Zimbabwe: Stakeholders Welcome Evaluation of Agric Production
By Elita Chikwati/Agriculture Reporter
Agricultural economists have welcomed the step taken by the Lands, Agriculture, Water and Rural Resettlement Ministry to monitor production on farms and re-allocate abandoned farms and underused land to ensure all farms are in production.
Under the new policy, farmers resettled under the A1 and A2 schemes, the beneficiaries of land reform, must submit mandatory production returns to the Lands ministry by January 31 next year, failure of which will result in the farms being considered for reallocation to people on the waiting list.
The move is meant to transform A2 farmers into agricultural entrepreneurs and their farms to become enviable businesses by 2025 while A1 farmers will be transformed through Government production schemes to become viable and formal small to medium enterprises by 2025.
Information gathered by Lands officials will help the ministry to support provincial land committees in carrying out the new policy on land where multiple land ownership, abandoned farms, derelict farms and underused farms can be considered for reallocation. Farmers who fail to submit information shall be deemed to fall into those categories.
Productive farms exceeding the maximum farm size for their agro-ecological region shall be exempted from downsizing until further guidance.
Agriculture economist, Dr Midway Bhunu, said the proposed monitoring and evaluation system was welcome and was one of the critical steps towards commercialisation of farming. “This will solve the long standing challenge of underutilisation of productive land that has negatively impacted on the food, income and nutrition security of the country,” he said.
Dr Bhunu said commercialised farming was widely considered as the most effective means of dealing with poverty in the developing world. “It is important that land gets into the right hands, and be put to good use so that we feed our nation and attain our breadbasket status again.
“This is the time now to attract private sector investments into our farming systems for various value chains. We recommend a well-coordinated approach on implementation of this noble idea where all players, development partners and private sector included join hands with the Government and develop our agriculture.
“We have great potential to revive many value chains that had collapsed, examples are coffee and flowers just to pick a few,” he said.
Zimbabwe Farmers Union agriculture economist, Dr Prince Kuipa, said the move will help Government in policy formulation and planning. “The Lands Ministry will be able to know land underuse, types of crops being grown and also challenges being faced by farmers. The Ministry should also consider challenges being faced by farmers that affect production.

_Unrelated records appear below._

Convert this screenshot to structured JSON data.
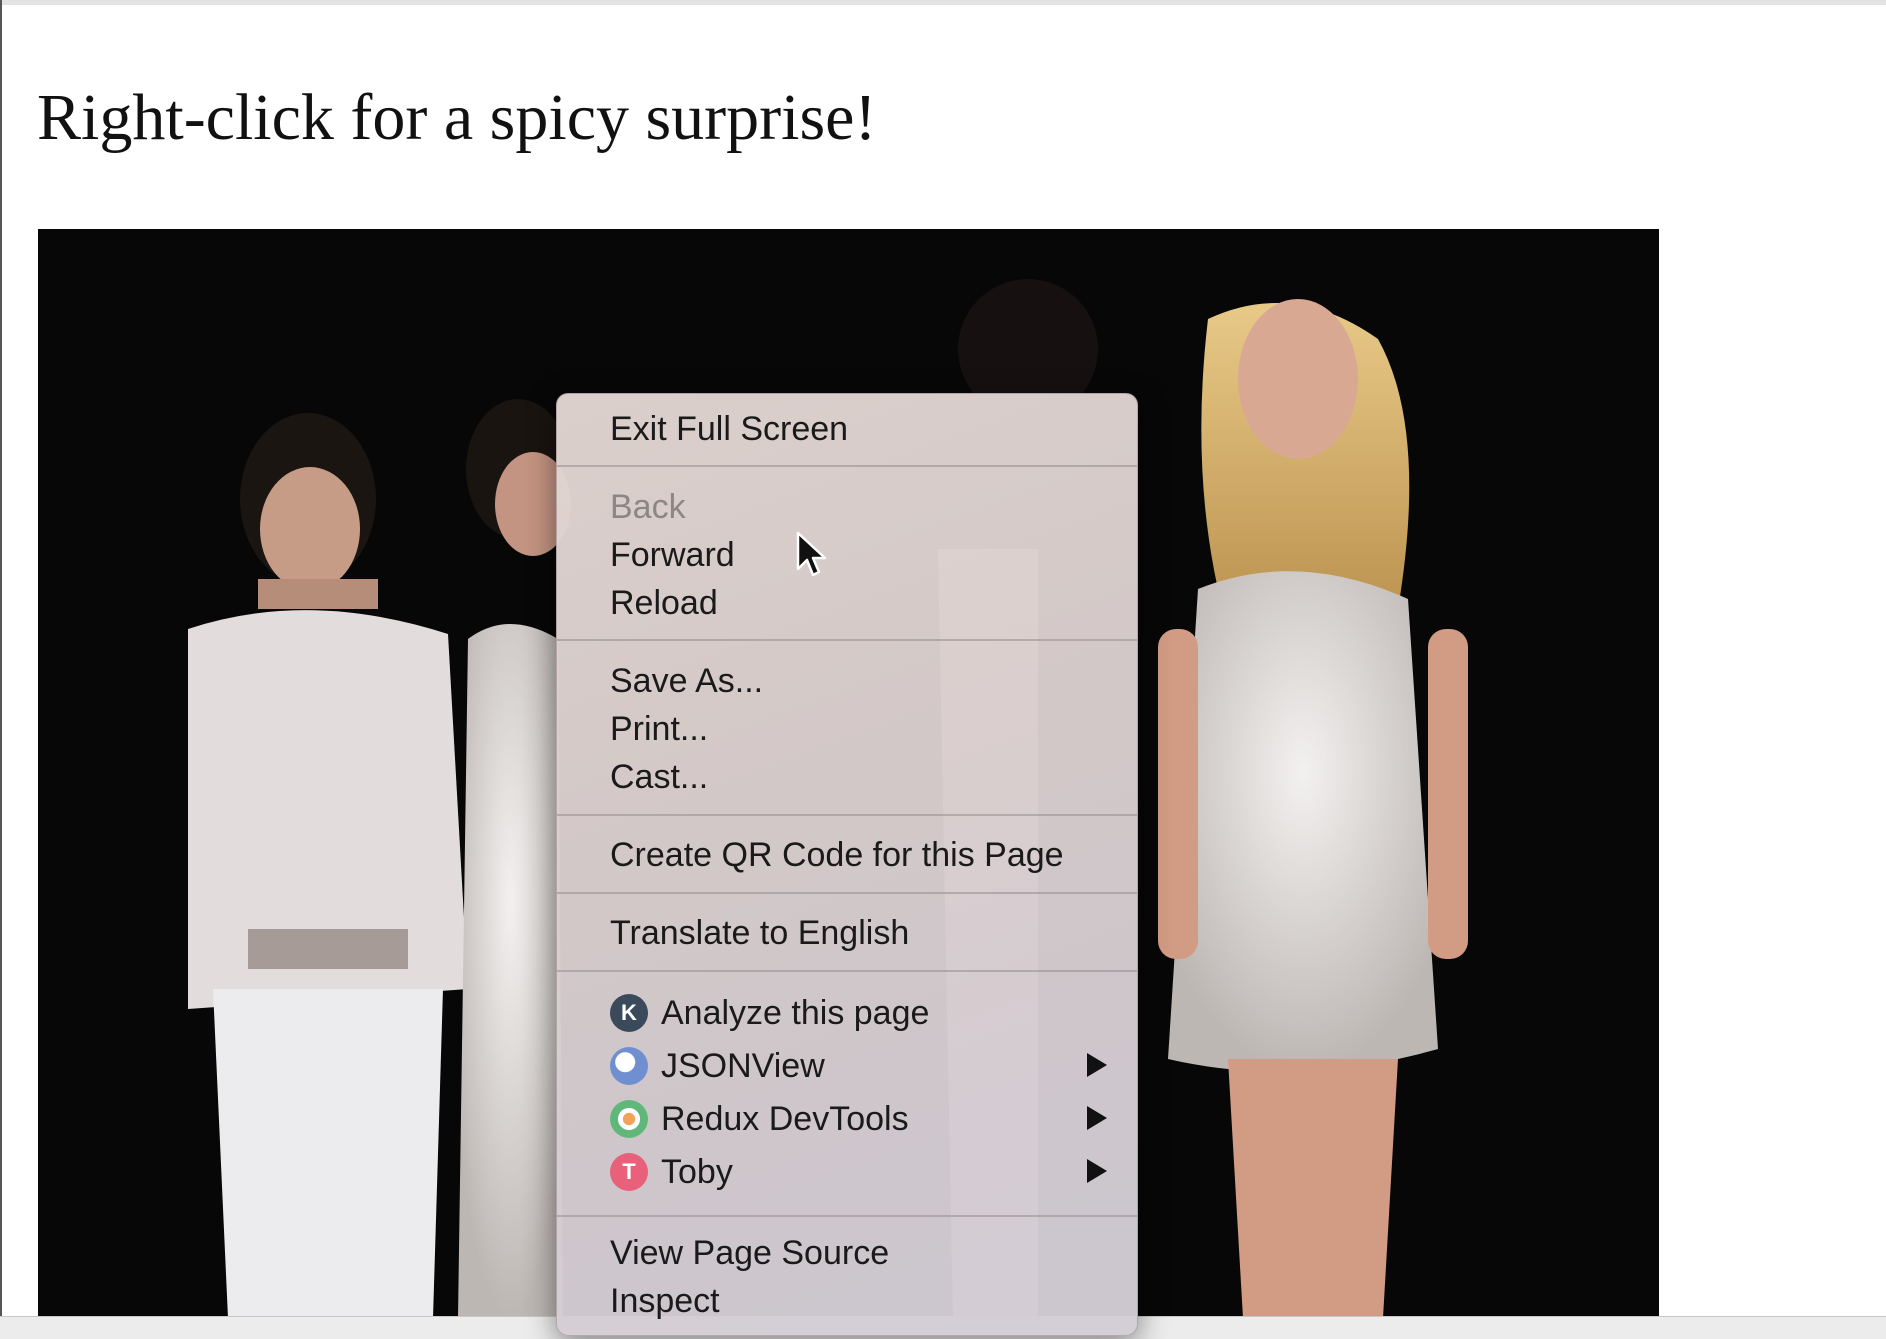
{
  "page": {
    "heading": "Right-click for a spicy surprise!"
  },
  "photo": {
    "kind": "concert-stage-photo"
  },
  "context_menu": {
    "groups": [
      {
        "items": [
          {
            "label": "Exit Full Screen",
            "enabled": true
          }
        ]
      },
      {
        "items": [
          {
            "label": "Back",
            "enabled": false
          },
          {
            "label": "Forward",
            "enabled": true
          },
          {
            "label": "Reload",
            "enabled": true
          }
        ]
      },
      {
        "items": [
          {
            "label": "Save As...",
            "enabled": true
          },
          {
            "label": "Print...",
            "enabled": true
          },
          {
            "label": "Cast...",
            "enabled": true
          }
        ]
      },
      {
        "items": [
          {
            "label": "Create QR Code for this Page",
            "enabled": true
          }
        ]
      },
      {
        "items": [
          {
            "label": "Translate to English",
            "enabled": true
          }
        ]
      },
      {
        "items": [
          {
            "label": "Analyze this page",
            "icon": "k-extension-icon",
            "icon_text": "K",
            "icon_color": "#3b4a5a",
            "submenu": false
          },
          {
            "label": "JSONView",
            "icon": "jsonview-icon",
            "icon_color": "#6f8fd0",
            "submenu": true
          },
          {
            "label": "Redux DevTools",
            "icon": "redux-devtools-icon",
            "icon_color": "#5fb87a",
            "submenu": true
          },
          {
            "label": "Toby",
            "icon": "toby-icon",
            "icon_text": "T",
            "icon_color": "#e8607a",
            "submenu": true
          }
        ]
      },
      {
        "items": [
          {
            "label": "View Page Source",
            "enabled": true
          },
          {
            "label": "Inspect",
            "enabled": true
          }
        ]
      }
    ]
  }
}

Funding has been the major challenge affecting production on farms and it should be addressed so every farmer will be able to put land to use.
“Bankable 99-year leases should be prioritised so that farmers will be able to access funding to boost production,” he said.
Youth in Agriculture Apex Council chief executive, Mrs Memory Nyakwima Chakwita, said the organisation was ready to “nature its young farmers who benefit from this exercise through provision of inputs and technical expertise”.
Zimbabwe National Farmers Union vice president, Mr Edward Dune, encouraged relevant authorities and organisations to educate farmers on the transitional process. “There is also need to justify production trends. There could be other reasons why farmers could be failing to produce,” he said.
Lands Minister Dr Anxious Masuka said in pursuit of Vision 2030 and the National Development Strategy 1, and through the Agriculture and Food Systems Transformation Strategy, his Ministry was seeking to transform the agriculture sector by making farming a business.
Government is determined to increase productivity on the farms to create a high productive chain of business-orientated farmers and turn agriculture into an US$8 billion sector by 2023.